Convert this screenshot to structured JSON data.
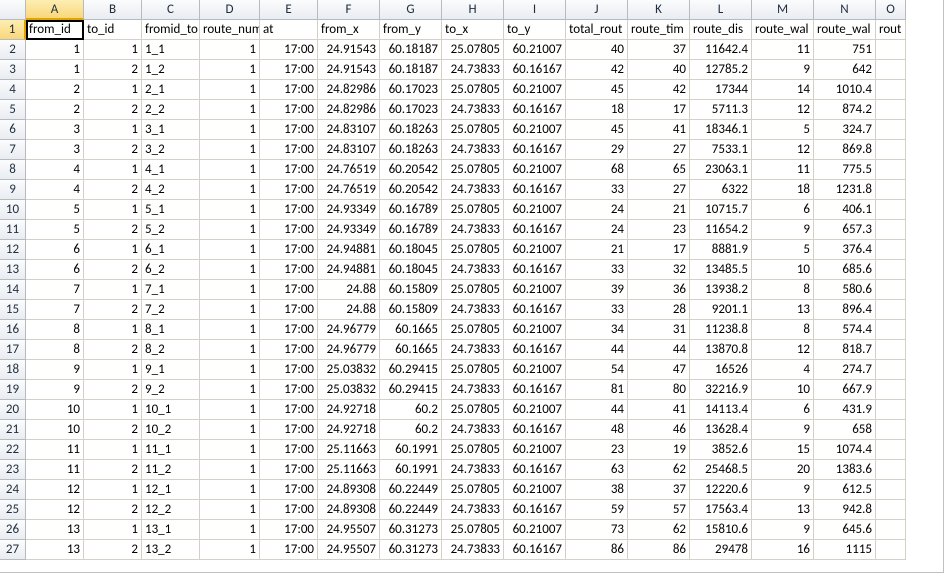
{
  "columns": [
    "A",
    "B",
    "C",
    "D",
    "E",
    "F",
    "G",
    "H",
    "I",
    "J",
    "K",
    "L",
    "M",
    "N",
    "O"
  ],
  "colClasses": [
    "cA",
    "cB",
    "cC",
    "cD",
    "cE",
    "cF",
    "cG",
    "cH",
    "cI",
    "cJ",
    "cK",
    "cL",
    "cM",
    "cN",
    "cO"
  ],
  "selected": {
    "col": 0,
    "row": 0
  },
  "headers": [
    "from_id",
    "to_id",
    "fromid_to",
    "route_num",
    "at",
    "from_x",
    "from_y",
    "to_x",
    "to_y",
    "total_rout",
    "route_tim",
    "route_dis",
    "route_wal",
    "route_wal",
    "rout"
  ],
  "headerAlign": [
    "txt",
    "txt",
    "txt",
    "txt",
    "txt",
    "txt",
    "txt",
    "txt",
    "txt",
    "txt",
    "txt",
    "txt",
    "txt",
    "txt",
    "txt"
  ],
  "dataAlign": [
    "num",
    "num",
    "txt",
    "num",
    "num",
    "num",
    "num",
    "num",
    "num",
    "num",
    "num",
    "num",
    "num",
    "num",
    "num"
  ],
  "rows": [
    [
      "1",
      "1",
      "1_1",
      "1",
      "17:00",
      "24.91543",
      "60.18187",
      "25.07805",
      "60.21007",
      "40",
      "37",
      "11642.4",
      "11",
      "751",
      ""
    ],
    [
      "1",
      "2",
      "1_2",
      "1",
      "17:00",
      "24.91543",
      "60.18187",
      "24.73833",
      "60.16167",
      "42",
      "40",
      "12785.2",
      "9",
      "642",
      ""
    ],
    [
      "2",
      "1",
      "2_1",
      "1",
      "17:00",
      "24.82986",
      "60.17023",
      "25.07805",
      "60.21007",
      "45",
      "42",
      "17344",
      "14",
      "1010.4",
      ""
    ],
    [
      "2",
      "2",
      "2_2",
      "1",
      "17:00",
      "24.82986",
      "60.17023",
      "24.73833",
      "60.16167",
      "18",
      "17",
      "5711.3",
      "12",
      "874.2",
      ""
    ],
    [
      "3",
      "1",
      "3_1",
      "1",
      "17:00",
      "24.83107",
      "60.18263",
      "25.07805",
      "60.21007",
      "45",
      "41",
      "18346.1",
      "5",
      "324.7",
      ""
    ],
    [
      "3",
      "2",
      "3_2",
      "1",
      "17:00",
      "24.83107",
      "60.18263",
      "24.73833",
      "60.16167",
      "29",
      "27",
      "7533.1",
      "12",
      "869.8",
      ""
    ],
    [
      "4",
      "1",
      "4_1",
      "1",
      "17:00",
      "24.76519",
      "60.20542",
      "25.07805",
      "60.21007",
      "68",
      "65",
      "23063.1",
      "11",
      "775.5",
      ""
    ],
    [
      "4",
      "2",
      "4_2",
      "1",
      "17:00",
      "24.76519",
      "60.20542",
      "24.73833",
      "60.16167",
      "33",
      "27",
      "6322",
      "18",
      "1231.8",
      ""
    ],
    [
      "5",
      "1",
      "5_1",
      "1",
      "17:00",
      "24.93349",
      "60.16789",
      "25.07805",
      "60.21007",
      "24",
      "21",
      "10715.7",
      "6",
      "406.1",
      ""
    ],
    [
      "5",
      "2",
      "5_2",
      "1",
      "17:00",
      "24.93349",
      "60.16789",
      "24.73833",
      "60.16167",
      "24",
      "23",
      "11654.2",
      "9",
      "657.3",
      ""
    ],
    [
      "6",
      "1",
      "6_1",
      "1",
      "17:00",
      "24.94881",
      "60.18045",
      "25.07805",
      "60.21007",
      "21",
      "17",
      "8881.9",
      "5",
      "376.4",
      ""
    ],
    [
      "6",
      "2",
      "6_2",
      "1",
      "17:00",
      "24.94881",
      "60.18045",
      "24.73833",
      "60.16167",
      "33",
      "32",
      "13485.5",
      "10",
      "685.6",
      ""
    ],
    [
      "7",
      "1",
      "7_1",
      "1",
      "17:00",
      "24.88",
      "60.15809",
      "25.07805",
      "60.21007",
      "39",
      "36",
      "13938.2",
      "8",
      "580.6",
      ""
    ],
    [
      "7",
      "2",
      "7_2",
      "1",
      "17:00",
      "24.88",
      "60.15809",
      "24.73833",
      "60.16167",
      "33",
      "28",
      "9201.1",
      "13",
      "896.4",
      ""
    ],
    [
      "8",
      "1",
      "8_1",
      "1",
      "17:00",
      "24.96779",
      "60.1665",
      "25.07805",
      "60.21007",
      "34",
      "31",
      "11238.8",
      "8",
      "574.4",
      ""
    ],
    [
      "8",
      "2",
      "8_2",
      "1",
      "17:00",
      "24.96779",
      "60.1665",
      "24.73833",
      "60.16167",
      "44",
      "44",
      "13870.8",
      "12",
      "818.7",
      ""
    ],
    [
      "9",
      "1",
      "9_1",
      "1",
      "17:00",
      "25.03832",
      "60.29415",
      "25.07805",
      "60.21007",
      "54",
      "47",
      "16526",
      "4",
      "274.7",
      ""
    ],
    [
      "9",
      "2",
      "9_2",
      "1",
      "17:00",
      "25.03832",
      "60.29415",
      "24.73833",
      "60.16167",
      "81",
      "80",
      "32216.9",
      "10",
      "667.9",
      ""
    ],
    [
      "10",
      "1",
      "10_1",
      "1",
      "17:00",
      "24.92718",
      "60.2",
      "25.07805",
      "60.21007",
      "44",
      "41",
      "14113.4",
      "6",
      "431.9",
      ""
    ],
    [
      "10",
      "2",
      "10_2",
      "1",
      "17:00",
      "24.92718",
      "60.2",
      "24.73833",
      "60.16167",
      "48",
      "46",
      "13628.4",
      "9",
      "658",
      ""
    ],
    [
      "11",
      "1",
      "11_1",
      "1",
      "17:00",
      "25.11663",
      "60.1991",
      "25.07805",
      "60.21007",
      "23",
      "19",
      "3852.6",
      "15",
      "1074.4",
      ""
    ],
    [
      "11",
      "2",
      "11_2",
      "1",
      "17:00",
      "25.11663",
      "60.1991",
      "24.73833",
      "60.16167",
      "63",
      "62",
      "25468.5",
      "20",
      "1383.6",
      ""
    ],
    [
      "12",
      "1",
      "12_1",
      "1",
      "17:00",
      "24.89308",
      "60.22449",
      "25.07805",
      "60.21007",
      "38",
      "37",
      "12220.6",
      "9",
      "612.5",
      ""
    ],
    [
      "12",
      "2",
      "12_2",
      "1",
      "17:00",
      "24.89308",
      "60.22449",
      "24.73833",
      "60.16167",
      "59",
      "57",
      "17563.4",
      "13",
      "942.8",
      ""
    ],
    [
      "13",
      "1",
      "13_1",
      "1",
      "17:00",
      "24.95507",
      "60.31273",
      "25.07805",
      "60.21007",
      "73",
      "62",
      "15810.6",
      "9",
      "645.6",
      ""
    ],
    [
      "13",
      "2",
      "13_2",
      "1",
      "17:00",
      "24.95507",
      "60.31273",
      "24.73833",
      "60.16167",
      "86",
      "86",
      "29478",
      "16",
      "1115",
      ""
    ]
  ]
}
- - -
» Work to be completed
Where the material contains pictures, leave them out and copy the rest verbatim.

» Answer section
Convert this screenshot to structured JSON data.
{
  "columns": [
    "A",
    "B",
    "C",
    "D",
    "E",
    "F",
    "G",
    "H",
    "I",
    "J",
    "K",
    "L",
    "M",
    "N",
    "O"
  ],
  "colClasses": [
    "cA",
    "cB",
    "cC",
    "cD",
    "cE",
    "cF",
    "cG",
    "cH",
    "cI",
    "cJ",
    "cK",
    "cL",
    "cM",
    "cN",
    "cO"
  ],
  "selected": {
    "col": 0,
    "row": 0
  },
  "headers": [
    "from_id",
    "to_id",
    "fromid_to",
    "route_num",
    "at",
    "from_x",
    "from_y",
    "to_x",
    "to_y",
    "total_rout",
    "route_tim",
    "route_dis",
    "route_wal",
    "route_wal",
    "rout"
  ],
  "headerAlign": [
    "txt",
    "txt",
    "txt",
    "txt",
    "txt",
    "txt",
    "txt",
    "txt",
    "txt",
    "txt",
    "txt",
    "txt",
    "txt",
    "txt",
    "txt"
  ],
  "dataAlign": [
    "num",
    "num",
    "txt",
    "num",
    "num",
    "num",
    "num",
    "num",
    "num",
    "num",
    "num",
    "num",
    "num",
    "num",
    "num"
  ],
  "rows": [
    [
      "1",
      "1",
      "1_1",
      "1",
      "17:00",
      "24.91543",
      "60.18187",
      "25.07805",
      "60.21007",
      "40",
      "37",
      "11642.4",
      "11",
      "751",
      ""
    ],
    [
      "1",
      "2",
      "1_2",
      "1",
      "17:00",
      "24.91543",
      "60.18187",
      "24.73833",
      "60.16167",
      "42",
      "40",
      "12785.2",
      "9",
      "642",
      ""
    ],
    [
      "2",
      "1",
      "2_1",
      "1",
      "17:00",
      "24.82986",
      "60.17023",
      "25.07805",
      "60.21007",
      "45",
      "42",
      "17344",
      "14",
      "1010.4",
      ""
    ],
    [
      "2",
      "2",
      "2_2",
      "1",
      "17:00",
      "24.82986",
      "60.17023",
      "24.73833",
      "60.16167",
      "18",
      "17",
      "5711.3",
      "12",
      "874.2",
      ""
    ],
    [
      "3",
      "1",
      "3_1",
      "1",
      "17:00",
      "24.83107",
      "60.18263",
      "25.07805",
      "60.21007",
      "45",
      "41",
      "18346.1",
      "5",
      "324.7",
      ""
    ],
    [
      "3",
      "2",
      "3_2",
      "1",
      "17:00",
      "24.83107",
      "60.18263",
      "24.73833",
      "60.16167",
      "29",
      "27",
      "7533.1",
      "12",
      "869.8",
      ""
    ],
    [
      "4",
      "1",
      "4_1",
      "1",
      "17:00",
      "24.76519",
      "60.20542",
      "25.07805",
      "60.21007",
      "68",
      "65",
      "23063.1",
      "11",
      "775.5",
      ""
    ],
    [
      "4",
      "2",
      "4_2",
      "1",
      "17:00",
      "24.76519",
      "60.20542",
      "24.73833",
      "60.16167",
      "33",
      "27",
      "6322",
      "18",
      "1231.8",
      ""
    ],
    [
      "5",
      "1",
      "5_1",
      "1",
      "17:00",
      "24.93349",
      "60.16789",
      "25.07805",
      "60.21007",
      "24",
      "21",
      "10715.7",
      "6",
      "406.1",
      ""
    ],
    [
      "5",
      "2",
      "5_2",
      "1",
      "17:00",
      "24.93349",
      "60.16789",
      "24.73833",
      "60.16167",
      "24",
      "23",
      "11654.2",
      "9",
      "657.3",
      ""
    ],
    [
      "6",
      "1",
      "6_1",
      "1",
      "17:00",
      "24.94881",
      "60.18045",
      "25.07805",
      "60.21007",
      "21",
      "17",
      "8881.9",
      "5",
      "376.4",
      ""
    ],
    [
      "6",
      "2",
      "6_2",
      "1",
      "17:00",
      "24.94881",
      "60.18045",
      "24.73833",
      "60.16167",
      "33",
      "32",
      "13485.5",
      "10",
      "685.6",
      ""
    ],
    [
      "7",
      "1",
      "7_1",
      "1",
      "17:00",
      "24.88",
      "60.15809",
      "25.07805",
      "60.21007",
      "39",
      "36",
      "13938.2",
      "8",
      "580.6",
      ""
    ],
    [
      "7",
      "2",
      "7_2",
      "1",
      "17:00",
      "24.88",
      "60.15809",
      "24.73833",
      "60.16167",
      "33",
      "28",
      "9201.1",
      "13",
      "896.4",
      ""
    ],
    [
      "8",
      "1",
      "8_1",
      "1",
      "17:00",
      "24.96779",
      "60.1665",
      "25.07805",
      "60.21007",
      "34",
      "31",
      "11238.8",
      "8",
      "574.4",
      ""
    ],
    [
      "8",
      "2",
      "8_2",
      "1",
      "17:00",
      "24.96779",
      "60.1665",
      "24.73833",
      "60.16167",
      "44",
      "44",
      "13870.8",
      "12",
      "818.7",
      ""
    ],
    [
      "9",
      "1",
      "9_1",
      "1",
      "17:00",
      "25.03832",
      "60.29415",
      "25.07805",
      "60.21007",
      "54",
      "47",
      "16526",
      "4",
      "274.7",
      ""
    ],
    [
      "9",
      "2",
      "9_2",
      "1",
      "17:00",
      "25.03832",
      "60.29415",
      "24.73833",
      "60.16167",
      "81",
      "80",
      "32216.9",
      "10",
      "667.9",
      ""
    ],
    [
      "10",
      "1",
      "10_1",
      "1",
      "17:00",
      "24.92718",
      "60.2",
      "25.07805",
      "60.21007",
      "44",
      "41",
      "14113.4",
      "6",
      "431.9",
      ""
    ],
    [
      "10",
      "2",
      "10_2",
      "1",
      "17:00",
      "24.92718",
      "60.2",
      "24.73833",
      "60.16167",
      "48",
      "46",
      "13628.4",
      "9",
      "658",
      ""
    ],
    [
      "11",
      "1",
      "11_1",
      "1",
      "17:00",
      "25.11663",
      "60.1991",
      "25.07805",
      "60.21007",
      "23",
      "19",
      "3852.6",
      "15",
      "1074.4",
      ""
    ],
    [
      "11",
      "2",
      "11_2",
      "1",
      "17:00",
      "25.11663",
      "60.1991",
      "24.73833",
      "60.16167",
      "63",
      "62",
      "25468.5",
      "20",
      "1383.6",
      ""
    ],
    [
      "12",
      "1",
      "12_1",
      "1",
      "17:00",
      "24.89308",
      "60.22449",
      "25.07805",
      "60.21007",
      "38",
      "37",
      "12220.6",
      "9",
      "612.5",
      ""
    ],
    [
      "12",
      "2",
      "12_2",
      "1",
      "17:00",
      "24.89308",
      "60.22449",
      "24.73833",
      "60.16167",
      "59",
      "57",
      "17563.4",
      "13",
      "942.8",
      ""
    ],
    [
      "13",
      "1",
      "13_1",
      "1",
      "17:00",
      "24.95507",
      "60.31273",
      "25.07805",
      "60.21007",
      "73",
      "62",
      "15810.6",
      "9",
      "645.6",
      ""
    ],
    [
      "13",
      "2",
      "13_2",
      "1",
      "17:00",
      "24.95507",
      "60.31273",
      "24.73833",
      "60.16167",
      "86",
      "86",
      "29478",
      "16",
      "1115",
      ""
    ]
  ]
}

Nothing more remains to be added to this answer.